WHAT YOU WILL DO — Work out how many lines of the data below hold the string "path". Answer with that number alone.

DATA EXTRACTS —
_ _ _ _ _
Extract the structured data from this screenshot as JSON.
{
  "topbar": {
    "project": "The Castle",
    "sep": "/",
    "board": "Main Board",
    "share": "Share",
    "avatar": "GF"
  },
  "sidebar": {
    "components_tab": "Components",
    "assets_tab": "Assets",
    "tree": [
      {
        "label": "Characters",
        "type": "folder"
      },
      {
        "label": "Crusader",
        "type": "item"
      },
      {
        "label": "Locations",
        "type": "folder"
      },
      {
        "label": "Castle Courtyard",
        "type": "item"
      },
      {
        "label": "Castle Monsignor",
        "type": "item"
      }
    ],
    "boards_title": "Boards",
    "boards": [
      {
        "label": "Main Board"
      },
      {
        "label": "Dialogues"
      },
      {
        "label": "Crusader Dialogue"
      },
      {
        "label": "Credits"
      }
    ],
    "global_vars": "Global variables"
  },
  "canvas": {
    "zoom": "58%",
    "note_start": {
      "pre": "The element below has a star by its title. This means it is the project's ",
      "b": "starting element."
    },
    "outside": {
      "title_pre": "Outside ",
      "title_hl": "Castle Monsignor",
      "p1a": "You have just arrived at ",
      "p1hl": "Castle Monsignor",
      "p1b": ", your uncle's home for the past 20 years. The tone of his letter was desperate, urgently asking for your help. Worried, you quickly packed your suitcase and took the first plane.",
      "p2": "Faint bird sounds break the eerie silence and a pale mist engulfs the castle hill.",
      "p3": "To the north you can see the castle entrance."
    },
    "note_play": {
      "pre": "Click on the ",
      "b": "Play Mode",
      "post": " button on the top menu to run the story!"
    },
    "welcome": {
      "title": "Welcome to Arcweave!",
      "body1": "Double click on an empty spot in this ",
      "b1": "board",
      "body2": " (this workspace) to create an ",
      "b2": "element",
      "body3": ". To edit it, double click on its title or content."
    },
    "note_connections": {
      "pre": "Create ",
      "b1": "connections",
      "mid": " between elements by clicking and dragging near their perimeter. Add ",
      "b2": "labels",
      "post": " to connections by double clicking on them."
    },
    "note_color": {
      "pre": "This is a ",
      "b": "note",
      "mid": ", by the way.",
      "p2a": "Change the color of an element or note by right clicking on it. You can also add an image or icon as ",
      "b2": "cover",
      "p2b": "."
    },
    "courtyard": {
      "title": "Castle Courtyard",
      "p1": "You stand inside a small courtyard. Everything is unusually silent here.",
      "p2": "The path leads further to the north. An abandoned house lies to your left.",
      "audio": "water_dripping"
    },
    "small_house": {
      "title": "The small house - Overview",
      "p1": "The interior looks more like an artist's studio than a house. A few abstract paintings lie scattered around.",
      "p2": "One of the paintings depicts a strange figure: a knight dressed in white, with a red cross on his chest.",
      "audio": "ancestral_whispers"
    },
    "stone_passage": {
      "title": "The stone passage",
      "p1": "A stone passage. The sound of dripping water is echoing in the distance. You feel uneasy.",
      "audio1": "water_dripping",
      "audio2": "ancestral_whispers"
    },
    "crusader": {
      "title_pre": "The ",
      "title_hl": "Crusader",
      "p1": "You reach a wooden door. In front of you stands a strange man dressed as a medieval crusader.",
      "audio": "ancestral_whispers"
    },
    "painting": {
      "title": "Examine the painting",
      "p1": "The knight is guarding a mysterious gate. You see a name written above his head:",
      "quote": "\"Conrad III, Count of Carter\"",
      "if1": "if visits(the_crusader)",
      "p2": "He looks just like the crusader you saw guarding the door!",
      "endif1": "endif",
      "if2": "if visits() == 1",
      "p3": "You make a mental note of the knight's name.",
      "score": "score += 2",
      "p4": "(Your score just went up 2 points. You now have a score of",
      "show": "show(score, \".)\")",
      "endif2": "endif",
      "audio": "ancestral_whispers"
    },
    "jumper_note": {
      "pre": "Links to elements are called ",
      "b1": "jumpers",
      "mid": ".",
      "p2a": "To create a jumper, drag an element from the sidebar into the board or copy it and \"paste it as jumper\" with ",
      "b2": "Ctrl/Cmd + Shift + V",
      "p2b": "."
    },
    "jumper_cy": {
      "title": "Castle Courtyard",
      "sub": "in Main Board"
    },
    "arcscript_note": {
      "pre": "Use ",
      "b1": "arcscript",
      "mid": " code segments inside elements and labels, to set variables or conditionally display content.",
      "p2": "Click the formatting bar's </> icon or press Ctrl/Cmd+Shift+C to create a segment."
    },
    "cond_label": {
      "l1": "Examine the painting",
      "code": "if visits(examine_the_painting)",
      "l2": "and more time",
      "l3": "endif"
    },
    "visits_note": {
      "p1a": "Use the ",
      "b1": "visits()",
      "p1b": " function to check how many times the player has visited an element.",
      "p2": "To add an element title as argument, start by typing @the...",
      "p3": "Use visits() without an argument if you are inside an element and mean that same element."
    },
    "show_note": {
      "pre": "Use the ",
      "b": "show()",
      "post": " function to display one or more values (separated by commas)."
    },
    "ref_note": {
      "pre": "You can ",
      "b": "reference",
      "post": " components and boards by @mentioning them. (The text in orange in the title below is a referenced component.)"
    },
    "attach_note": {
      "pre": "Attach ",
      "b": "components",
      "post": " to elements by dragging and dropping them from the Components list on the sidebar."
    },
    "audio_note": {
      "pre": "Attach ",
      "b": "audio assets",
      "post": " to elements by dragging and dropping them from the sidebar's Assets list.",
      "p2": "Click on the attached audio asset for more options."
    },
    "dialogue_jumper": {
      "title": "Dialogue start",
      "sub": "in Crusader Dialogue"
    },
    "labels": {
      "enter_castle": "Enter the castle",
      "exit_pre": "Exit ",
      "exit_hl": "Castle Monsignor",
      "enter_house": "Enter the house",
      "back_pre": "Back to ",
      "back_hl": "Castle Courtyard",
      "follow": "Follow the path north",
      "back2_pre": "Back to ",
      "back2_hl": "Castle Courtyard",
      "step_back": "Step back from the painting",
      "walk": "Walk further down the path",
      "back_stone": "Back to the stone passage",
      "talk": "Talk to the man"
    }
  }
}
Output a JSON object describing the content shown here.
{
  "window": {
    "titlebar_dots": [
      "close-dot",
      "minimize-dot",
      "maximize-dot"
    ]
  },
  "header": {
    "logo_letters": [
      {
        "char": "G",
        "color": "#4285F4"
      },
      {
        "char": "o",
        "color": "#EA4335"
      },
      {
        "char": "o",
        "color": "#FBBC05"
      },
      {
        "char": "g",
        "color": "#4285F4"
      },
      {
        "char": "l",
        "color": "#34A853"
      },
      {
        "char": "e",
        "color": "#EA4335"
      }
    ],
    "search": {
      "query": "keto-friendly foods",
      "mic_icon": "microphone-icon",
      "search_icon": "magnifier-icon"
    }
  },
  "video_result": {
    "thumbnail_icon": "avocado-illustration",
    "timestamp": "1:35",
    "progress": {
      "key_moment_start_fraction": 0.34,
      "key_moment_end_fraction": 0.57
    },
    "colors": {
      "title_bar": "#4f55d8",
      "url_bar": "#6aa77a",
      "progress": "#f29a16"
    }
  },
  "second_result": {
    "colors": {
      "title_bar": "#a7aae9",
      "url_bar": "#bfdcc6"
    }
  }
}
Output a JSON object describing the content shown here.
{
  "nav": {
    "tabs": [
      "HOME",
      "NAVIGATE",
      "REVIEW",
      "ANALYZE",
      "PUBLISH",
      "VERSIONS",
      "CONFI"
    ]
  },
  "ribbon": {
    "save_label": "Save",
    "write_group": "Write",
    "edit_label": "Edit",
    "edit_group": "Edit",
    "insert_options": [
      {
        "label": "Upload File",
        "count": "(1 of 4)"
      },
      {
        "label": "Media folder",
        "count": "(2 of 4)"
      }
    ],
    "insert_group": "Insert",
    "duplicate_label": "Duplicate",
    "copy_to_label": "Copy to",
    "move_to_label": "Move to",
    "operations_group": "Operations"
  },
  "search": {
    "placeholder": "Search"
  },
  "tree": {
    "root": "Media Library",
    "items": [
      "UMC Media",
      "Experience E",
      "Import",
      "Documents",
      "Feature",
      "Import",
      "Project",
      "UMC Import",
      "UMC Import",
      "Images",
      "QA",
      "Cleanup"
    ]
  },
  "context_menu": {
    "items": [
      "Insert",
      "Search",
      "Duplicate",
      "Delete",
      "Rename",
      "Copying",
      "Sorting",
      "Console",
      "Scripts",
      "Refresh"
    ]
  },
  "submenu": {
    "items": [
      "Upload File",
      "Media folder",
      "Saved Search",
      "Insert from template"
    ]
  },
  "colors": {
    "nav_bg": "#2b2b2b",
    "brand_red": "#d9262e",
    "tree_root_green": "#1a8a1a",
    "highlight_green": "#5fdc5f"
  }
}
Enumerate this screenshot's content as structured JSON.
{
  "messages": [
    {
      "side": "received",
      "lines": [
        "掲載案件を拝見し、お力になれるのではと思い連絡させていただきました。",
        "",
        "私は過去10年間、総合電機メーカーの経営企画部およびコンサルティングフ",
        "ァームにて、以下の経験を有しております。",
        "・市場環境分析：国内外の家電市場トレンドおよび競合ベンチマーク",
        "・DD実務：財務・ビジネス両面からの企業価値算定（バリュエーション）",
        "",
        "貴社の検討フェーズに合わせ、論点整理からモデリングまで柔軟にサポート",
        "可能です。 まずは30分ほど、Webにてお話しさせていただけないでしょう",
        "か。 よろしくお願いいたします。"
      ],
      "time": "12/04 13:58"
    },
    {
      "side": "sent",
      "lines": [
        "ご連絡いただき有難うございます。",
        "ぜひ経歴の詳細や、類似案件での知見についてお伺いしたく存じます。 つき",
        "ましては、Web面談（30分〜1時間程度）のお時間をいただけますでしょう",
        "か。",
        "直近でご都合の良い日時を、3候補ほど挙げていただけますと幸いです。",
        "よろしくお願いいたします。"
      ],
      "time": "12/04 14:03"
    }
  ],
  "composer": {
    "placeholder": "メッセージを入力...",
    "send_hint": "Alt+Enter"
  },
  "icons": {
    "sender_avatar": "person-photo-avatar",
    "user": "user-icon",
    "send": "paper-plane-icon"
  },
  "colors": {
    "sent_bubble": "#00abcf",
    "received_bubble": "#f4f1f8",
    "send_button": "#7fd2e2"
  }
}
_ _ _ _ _
SOLVED EXERCISE — 3